The roads in Mexico are good. At least in the region we traveled daily. (They were much better than Alabama’s roads.) Everyday, we drove 50 or so miles into the jungle town of Chemox from Tulum, which is located on the gorgeous coast of the Yucatan Peninsula. We had two drivers who carted us in our air-conditioned and therefore, beloved, vans everywhere that we went. The drivers were the joy of my trip.
The gentleman who owed the vans and drove us was named Luis. He heard about us coming, and as a new Christian wanted to help. He drove us at his cost for a week…but that is not all. This sweet, sweet man, barrel chested and strong as a bull, even at fifty, stayed with us on site and worked (circles around us) everyday, in his uniform – dress shirts and pants, dress shoes. We looked like barely covered ragamuffins.

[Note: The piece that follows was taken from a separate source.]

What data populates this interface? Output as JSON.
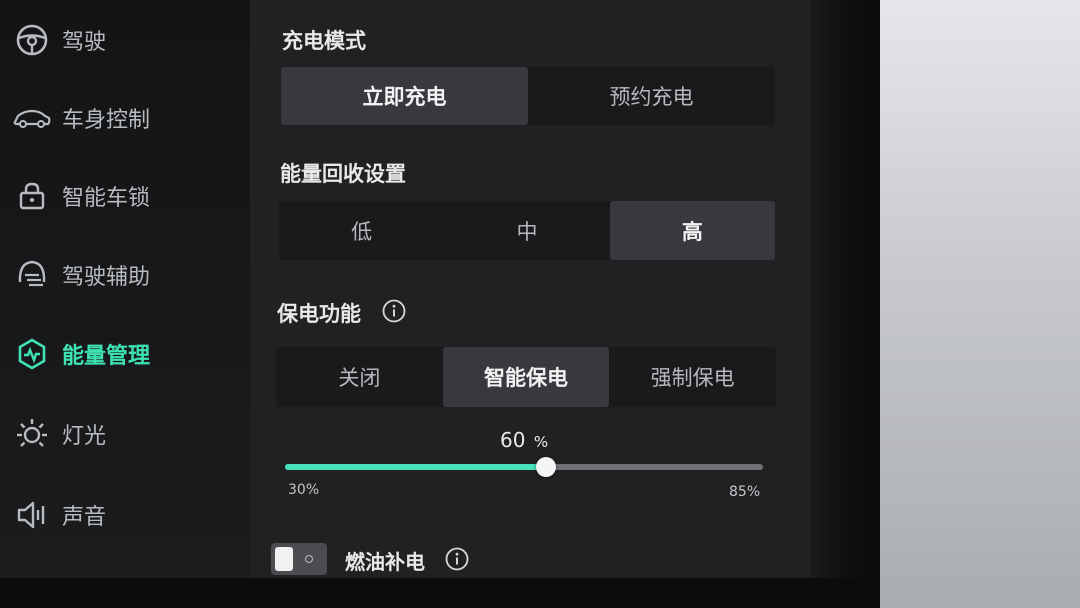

Luis, our quiet comrade and when necessary, advocate and defender, became a symbol to us. I watched him playfully tease and keep Trent, Carlos to him, from sinking under into anger or despair. I watched him keep our boys, men, strong and able and honorable to their word. I watched his green eyes tear as he watched them, boys who paid out most of their money to be there, in that furnace, to just hold and help his people a little. And I watched him come to love us like his own.
He asked us to go to his church and pray for them. We gladly did so. It was humble but beautiful. His pastor, who also came and sweated a day or two with us in Chemox, high on a makeshift ladder, doing the more skilled work, prayed for us in turn. After we prayed, Luis cried openly…telling everyone how we were his family now.
As we stood, wobbly, on the Cancun airport sidewalk, suitcases which Luis unloaded for us, in our hands, he stood quietly before us. I started crying and threw my arms around the neck of our 5’4″ bear shaped hero. I told him I loved him and that God had used him to redeem our trip. Trent came round to tell him goodbye, laid his longer body about him and cried,thanking him for holding us all up.
And wasn’t that what we went for? Not so much to bring the better to Mexico or our Mayan brothers…but to share it with them.